He said the group also decided to remove the IFJ statement in the central image but said that it was the artist who decided to put the picture of a “bird-monster in a cage.”
The controversy however has spurred Filipino bloggers’ interest, with some expressing surprise that the NPC, a journalists’ organization, resorted to censorship or changes in the original work without informing the artists first.
According to Blue Pencil Chronicles, the original mural was:
a very compelling representation of the past and current state of Press Freedom here in the Philippines, what with freedom fighters Chino Roces, Marcelo del Pilar, Ninoy Aquino, Eugenia Duran-Apostol, Letty Jimenez Magsanoc and several others depicted in the painting.
The artists’ petition — which spoke about the artists’ “outrage, revulsion and protest” over the alterations — has been reposted in a growing number of blogs like: Pitong Pulgadang Produksyon, Glenn in progress, StudenStrike, The Phoenix, Listen to the beat, and the Tinig.com online magazine.
mackybaka also reposts the petition but adds that:
Ka Antonio Zumel (who was NPC President when Martial Law was declared and escaped arrest by swimming the Pasig River) must be rolling around his grave if he ever hear of this downright desecration of the freedom of expression and of the press.

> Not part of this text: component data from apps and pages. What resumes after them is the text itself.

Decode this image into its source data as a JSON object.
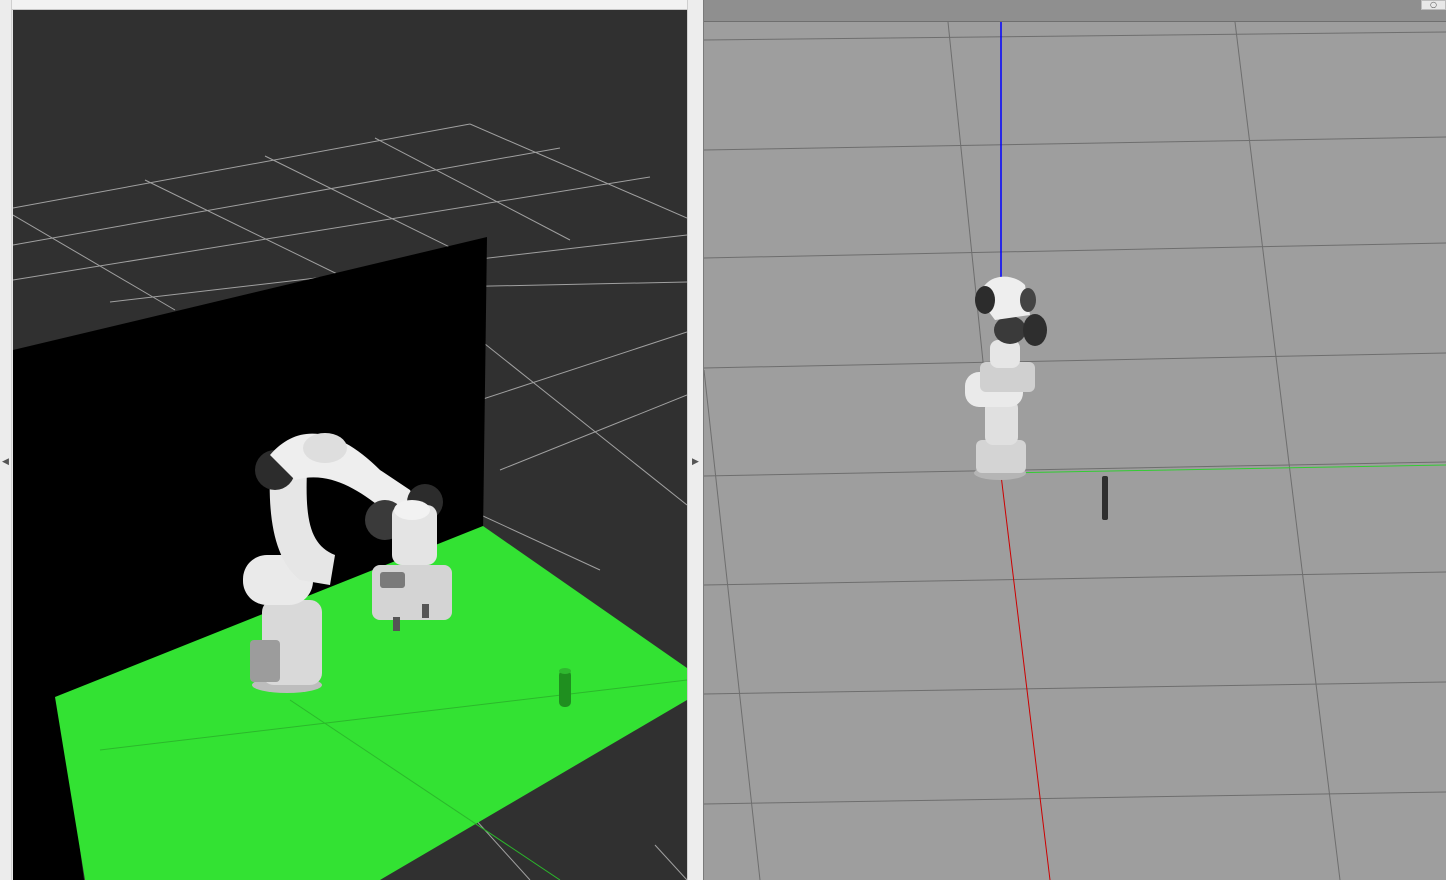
{
  "panels": {
    "left": {
      "name": "rviz-3d-view",
      "collapse_arrow": "◀"
    },
    "splitter": {
      "left_arrow": "◀",
      "right_arrow": "▶"
    },
    "right": {
      "name": "gazebo-3d-view",
      "corner_icon": "circle-icon",
      "corner_glyph": "○"
    }
  },
  "colors": {
    "rviz_background": "#303030",
    "rviz_grid": "#a0a0a0",
    "table_green": "#33e233",
    "wall": "#000000",
    "gazebo_background": "#9e9e9e",
    "gazebo_grid": "#6e6e6e",
    "axis_x": "#cc0000",
    "axis_y": "#33cc33",
    "axis_z": "#0000ff"
  }
}
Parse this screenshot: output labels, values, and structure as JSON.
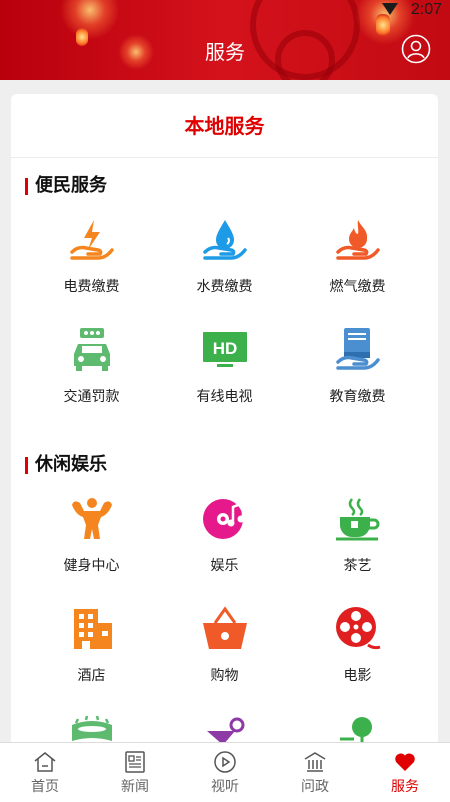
{
  "status_bar": {
    "time": "2:07"
  },
  "header": {
    "title": "服务"
  },
  "card": {
    "title": "本地服务",
    "sections": [
      {
        "title": "便民服务",
        "items": [
          {
            "label": "电费缴费",
            "icon": "electricity-bill-icon",
            "color": "#f5861f"
          },
          {
            "label": "水费缴费",
            "icon": "water-bill-icon",
            "color": "#1e9be6"
          },
          {
            "label": "燃气缴费",
            "icon": "gas-bill-icon",
            "color": "#f05a28"
          },
          {
            "label": "交通罚款",
            "icon": "traffic-fine-icon",
            "color": "#5dba6e"
          },
          {
            "label": "有线电视",
            "icon": "cable-tv-icon",
            "color": "#3cb04a",
            "badge": "HD"
          },
          {
            "label": "教育缴费",
            "icon": "education-fee-icon",
            "color": "#4b8fd1"
          }
        ]
      },
      {
        "title": "休闲娱乐",
        "items": [
          {
            "label": "健身中心",
            "icon": "fitness-icon",
            "color": "#f5861f"
          },
          {
            "label": "娱乐",
            "icon": "music-disc-icon",
            "color": "#e6198c"
          },
          {
            "label": "茶艺",
            "icon": "tea-cup-icon",
            "color": "#3cb04a"
          },
          {
            "label": "酒店",
            "icon": "hotel-icon",
            "color": "#f5861f"
          },
          {
            "label": "购物",
            "icon": "shopping-basket-icon",
            "color": "#f05a28"
          },
          {
            "label": "电影",
            "icon": "film-reel-icon",
            "color": "#e02020"
          }
        ]
      }
    ]
  },
  "bottom_nav": [
    {
      "label": "首页",
      "icon": "home-icon",
      "active": false
    },
    {
      "label": "新闻",
      "icon": "news-icon",
      "active": false
    },
    {
      "label": "视听",
      "icon": "play-icon",
      "active": false
    },
    {
      "label": "问政",
      "icon": "government-icon",
      "active": false
    },
    {
      "label": "服务",
      "icon": "heart-icon",
      "active": true
    }
  ],
  "colors": {
    "brand_red": "#e00000",
    "header_red": "#c8101a"
  }
}
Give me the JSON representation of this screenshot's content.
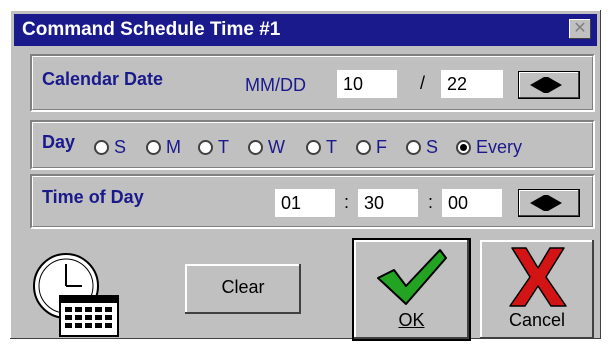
{
  "window": {
    "title": "Command Schedule Time #1",
    "close_glyph": "✕"
  },
  "calendar": {
    "label": "Calendar Date",
    "format": "MM/DD",
    "month": "10",
    "separator": "/",
    "day": "22"
  },
  "day": {
    "label": "Day",
    "options": [
      "S",
      "M",
      "T",
      "W",
      "T",
      "F",
      "S",
      "Every"
    ],
    "selected": "Every"
  },
  "time": {
    "label": "Time of Day",
    "hour": "01",
    "minute": "30",
    "second": "00",
    "separator": ":"
  },
  "buttons": {
    "clear": "Clear",
    "ok": "OK",
    "cancel": "Cancel"
  },
  "colors": {
    "title_bar": "#1a1a8c",
    "label": "#1a1a8c",
    "ok_check": "#22a322",
    "cancel_x": "#d21414"
  }
}
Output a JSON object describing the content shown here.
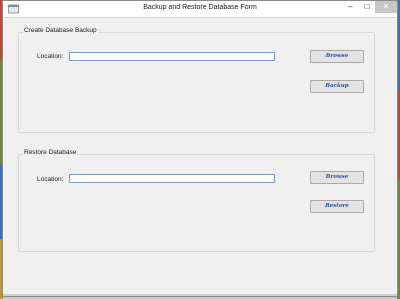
{
  "window": {
    "title": "Backup and Restore Database Form",
    "controls": {
      "minimize": "–",
      "maximize": "□",
      "close": "✕"
    }
  },
  "backup_group": {
    "title": "Create Database Backup",
    "location_label": "Location:",
    "location_value": "",
    "browse_label": "Browse",
    "action_label": "Backup"
  },
  "restore_group": {
    "title": "Restore Database",
    "location_label": "Location:",
    "location_value": "",
    "browse_label": "Browse",
    "action_label": "Restore"
  },
  "icons": [
    "app-icon",
    "minimize-icon",
    "maximize-icon",
    "close-icon"
  ],
  "colors": {
    "button_text": "#2b4fa8",
    "textbox_border": "#7a9cc6",
    "close_button": "#c7c7c7"
  }
}
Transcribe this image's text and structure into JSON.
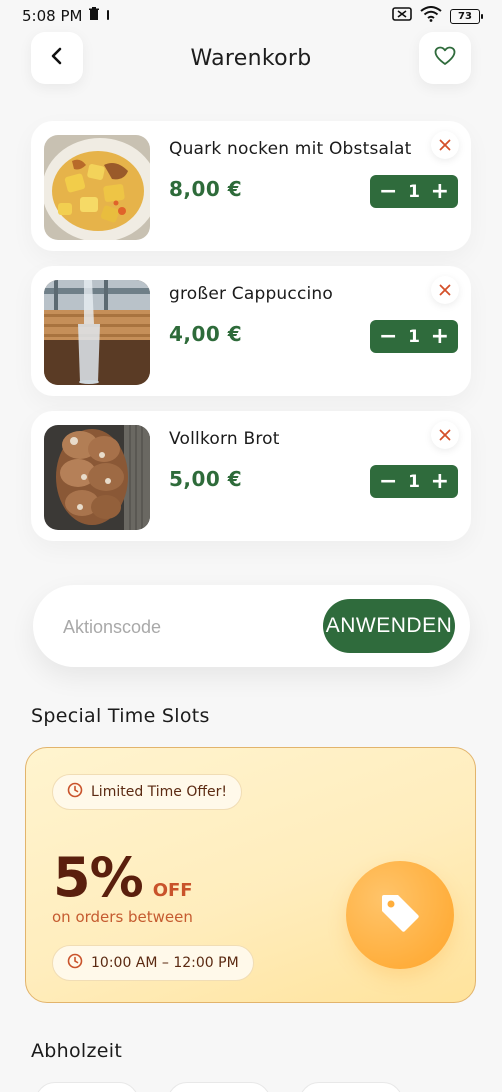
{
  "status_bar": {
    "time": "5:08 PM",
    "battery": "73"
  },
  "header": {
    "title": "Warenkorb"
  },
  "cart": {
    "items": [
      {
        "name": "Quark nocken mit Obstsalat",
        "price": "8,00 €",
        "quantity": "1"
      },
      {
        "name": "großer Cappuccino",
        "price": "4,00 €",
        "quantity": "1"
      },
      {
        "name": "Vollkorn Brot",
        "price": "5,00 €",
        "quantity": "1"
      }
    ],
    "minus_symbol": "−",
    "plus_symbol": "+"
  },
  "promo": {
    "placeholder": "Aktionscode",
    "apply_label": "ANWENDEN"
  },
  "special": {
    "section_title": "Special Time Slots",
    "badge": "Limited Time Offer!",
    "percent": "5%",
    "off_label": "OFF",
    "subtitle": "on orders between",
    "time_range": "10:00 AM – 12:00 PM"
  },
  "pickup": {
    "section_title": "Abholzeit"
  },
  "colors": {
    "primary_green": "#2f6b3c",
    "remove_red": "#d4502a",
    "offer_brown": "#5a1f0d",
    "offer_orange": "#ffae3c"
  },
  "icons": {
    "back": "chevron-left-icon",
    "favorite": "heart-outline-icon",
    "remove": "close-icon",
    "clock": "clock-icon",
    "tag": "price-tag-icon"
  }
}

Zumel was an activist journalist who became president of the NPC and is considered an icon of press freedom and progressive journalism.